I visited towards the end of June 2022. I had originally planned to go to Ukraine and Russia at that time but changed my plans after the war started, and I didn’t really think through the implications of being in Albania in summer – d’oh! Out in the streets, it was baking hot and I was thankful for every café with air conditioning!
If I were to go back, I’d probably choose the shoulder seasons, which are my preferred seasons for southern Europe in general: spring (April-May) or Autumn (Sept-Oct).
Getting To Tirana
Albania’s only international airport is in Tirana, so if you’re flying in, you’ll be flying into Tirana. I tend to use Skyscanner to find flight deals.
Tirana International Airport is 20 km from the city centre and connected by bus and taxi.
However, Tirana is also connected to its neighbours by many bus routes. I personally arrived in Tirana by bus from Ohrid in North Macedonia (which is gorgeous! I’ll write about that place someday…).
You can also get around Albania by private driver/taxi, which was my preferred option after taking a LOT of busses around the Balkans region and getting a bit sick of them by the time I got to Albania!
Trains aren’t really a thing in Albania anymore (from what I understand, there’s only one line still in operation today, and that’s only once a week), so you should expect to get around Albania by road, not rail.
Where To Stay In Tirana
I am happy to recommend the hotel I stayed in, which was the Hotel Boutique Gloria.
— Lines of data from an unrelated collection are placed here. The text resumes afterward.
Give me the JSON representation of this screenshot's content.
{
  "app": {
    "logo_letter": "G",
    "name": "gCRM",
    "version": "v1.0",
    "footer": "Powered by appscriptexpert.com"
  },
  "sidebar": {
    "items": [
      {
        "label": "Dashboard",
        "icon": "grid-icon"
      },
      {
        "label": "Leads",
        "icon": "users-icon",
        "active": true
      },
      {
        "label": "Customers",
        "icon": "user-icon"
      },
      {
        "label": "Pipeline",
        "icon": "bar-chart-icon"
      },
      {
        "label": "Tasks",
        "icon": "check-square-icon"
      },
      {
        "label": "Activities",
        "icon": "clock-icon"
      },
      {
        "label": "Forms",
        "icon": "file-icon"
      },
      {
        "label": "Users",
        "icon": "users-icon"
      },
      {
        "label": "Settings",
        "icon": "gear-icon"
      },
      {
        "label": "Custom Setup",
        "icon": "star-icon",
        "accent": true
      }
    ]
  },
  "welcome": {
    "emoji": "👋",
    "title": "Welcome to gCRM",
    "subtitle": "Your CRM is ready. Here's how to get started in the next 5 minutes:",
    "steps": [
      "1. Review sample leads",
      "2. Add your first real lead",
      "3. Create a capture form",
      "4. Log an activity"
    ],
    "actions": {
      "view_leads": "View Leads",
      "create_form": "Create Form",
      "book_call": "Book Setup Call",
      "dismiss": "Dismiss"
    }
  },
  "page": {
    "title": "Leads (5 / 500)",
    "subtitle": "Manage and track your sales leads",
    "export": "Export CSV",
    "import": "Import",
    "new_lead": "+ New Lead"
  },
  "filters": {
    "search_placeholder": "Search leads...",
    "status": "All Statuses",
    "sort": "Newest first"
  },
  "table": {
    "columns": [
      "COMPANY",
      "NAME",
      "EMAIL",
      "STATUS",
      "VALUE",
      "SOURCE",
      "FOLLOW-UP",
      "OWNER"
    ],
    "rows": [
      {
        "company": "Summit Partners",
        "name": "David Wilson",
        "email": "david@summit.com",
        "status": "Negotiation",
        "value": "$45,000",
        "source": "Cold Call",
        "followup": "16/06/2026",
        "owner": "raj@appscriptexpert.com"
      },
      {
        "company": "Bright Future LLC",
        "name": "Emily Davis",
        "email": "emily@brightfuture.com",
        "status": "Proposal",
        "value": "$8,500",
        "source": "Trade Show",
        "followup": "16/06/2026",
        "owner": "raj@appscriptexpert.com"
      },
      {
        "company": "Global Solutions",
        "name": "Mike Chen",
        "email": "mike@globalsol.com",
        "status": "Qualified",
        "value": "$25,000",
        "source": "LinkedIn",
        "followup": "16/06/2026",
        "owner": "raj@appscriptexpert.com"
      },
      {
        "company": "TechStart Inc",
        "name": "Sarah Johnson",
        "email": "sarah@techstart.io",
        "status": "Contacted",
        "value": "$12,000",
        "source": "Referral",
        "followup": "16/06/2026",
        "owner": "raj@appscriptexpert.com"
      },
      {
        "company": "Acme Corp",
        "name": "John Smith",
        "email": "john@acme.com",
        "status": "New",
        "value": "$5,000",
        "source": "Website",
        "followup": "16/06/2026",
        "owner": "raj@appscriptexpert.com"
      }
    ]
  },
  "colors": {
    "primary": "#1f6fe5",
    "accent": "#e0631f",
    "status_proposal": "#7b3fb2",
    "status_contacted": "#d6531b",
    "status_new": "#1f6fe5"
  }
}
It is located fairly centrally, on a quiet-ish road which has a nice bakery nearby (try Byrek – it’s a must when in Albania) and it is easily walkable to Skanderbeg Square. The decor is a little old-fashioned but my room was comfortable, with a nice bathroom and air conditioning. The staff were really pleasant and helpful and the breakfast was the most opulent I’ve ever been served in a hotel!
Breakfast was served in their open-air top-floor dining room and it came in courses: first up was coffee with a delicious fruit smoothie. Then came an amazing platter of yoghurt, pancakes and various baked goods. Then (!) a final plate of omelette with cheeses and fruit. There was so much tasty food that it was hard not to waste some!
The Last Word
I hope I’ve inspired you with some idea of how to spend your one day in Tirana (or more, if your schedule can stretch to it). Writing this has brought back to mind the great time I had there, despite the sweltering June heat!
I really hope you have as good a time as I did.